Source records
+++

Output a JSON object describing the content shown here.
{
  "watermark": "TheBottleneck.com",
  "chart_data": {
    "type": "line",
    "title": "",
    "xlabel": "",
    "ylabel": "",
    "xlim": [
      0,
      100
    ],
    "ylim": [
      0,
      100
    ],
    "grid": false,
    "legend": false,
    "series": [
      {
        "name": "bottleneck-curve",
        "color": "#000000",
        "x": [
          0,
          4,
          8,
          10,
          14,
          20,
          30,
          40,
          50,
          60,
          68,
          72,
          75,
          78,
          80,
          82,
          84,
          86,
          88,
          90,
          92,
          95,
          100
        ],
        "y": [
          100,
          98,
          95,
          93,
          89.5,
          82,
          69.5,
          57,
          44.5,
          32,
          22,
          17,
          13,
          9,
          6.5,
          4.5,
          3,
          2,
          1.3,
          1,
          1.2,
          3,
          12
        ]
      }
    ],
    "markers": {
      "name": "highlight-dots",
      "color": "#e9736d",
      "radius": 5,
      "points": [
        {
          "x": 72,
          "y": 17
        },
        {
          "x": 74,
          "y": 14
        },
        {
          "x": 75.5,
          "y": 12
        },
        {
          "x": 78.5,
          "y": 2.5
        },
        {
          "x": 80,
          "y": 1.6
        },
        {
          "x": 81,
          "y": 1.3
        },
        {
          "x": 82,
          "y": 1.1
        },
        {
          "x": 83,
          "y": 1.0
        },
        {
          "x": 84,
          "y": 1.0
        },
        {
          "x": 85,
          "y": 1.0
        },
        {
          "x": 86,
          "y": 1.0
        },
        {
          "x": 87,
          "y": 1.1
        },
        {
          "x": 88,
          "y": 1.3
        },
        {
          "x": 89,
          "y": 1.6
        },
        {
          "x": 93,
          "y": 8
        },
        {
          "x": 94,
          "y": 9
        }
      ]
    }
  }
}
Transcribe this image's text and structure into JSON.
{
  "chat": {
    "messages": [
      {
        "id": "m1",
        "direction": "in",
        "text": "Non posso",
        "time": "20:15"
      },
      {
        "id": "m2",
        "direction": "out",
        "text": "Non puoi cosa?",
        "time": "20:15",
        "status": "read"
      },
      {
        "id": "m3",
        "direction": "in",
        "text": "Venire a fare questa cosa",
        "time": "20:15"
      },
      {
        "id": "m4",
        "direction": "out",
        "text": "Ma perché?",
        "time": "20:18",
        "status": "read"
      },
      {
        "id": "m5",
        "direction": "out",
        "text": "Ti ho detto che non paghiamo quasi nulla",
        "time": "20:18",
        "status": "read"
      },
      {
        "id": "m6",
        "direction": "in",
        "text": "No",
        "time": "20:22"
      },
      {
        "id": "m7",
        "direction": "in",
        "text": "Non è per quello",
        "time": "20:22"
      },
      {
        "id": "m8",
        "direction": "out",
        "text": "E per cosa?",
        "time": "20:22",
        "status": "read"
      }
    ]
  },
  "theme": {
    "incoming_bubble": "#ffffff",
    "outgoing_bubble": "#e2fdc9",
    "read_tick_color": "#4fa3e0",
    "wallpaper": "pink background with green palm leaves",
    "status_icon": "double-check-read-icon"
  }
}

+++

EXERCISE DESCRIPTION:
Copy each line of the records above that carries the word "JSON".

EXPECTED OUTPUT:
Output a JSON object describing the content shown here.
Transcribe this image's text and structure into JSON.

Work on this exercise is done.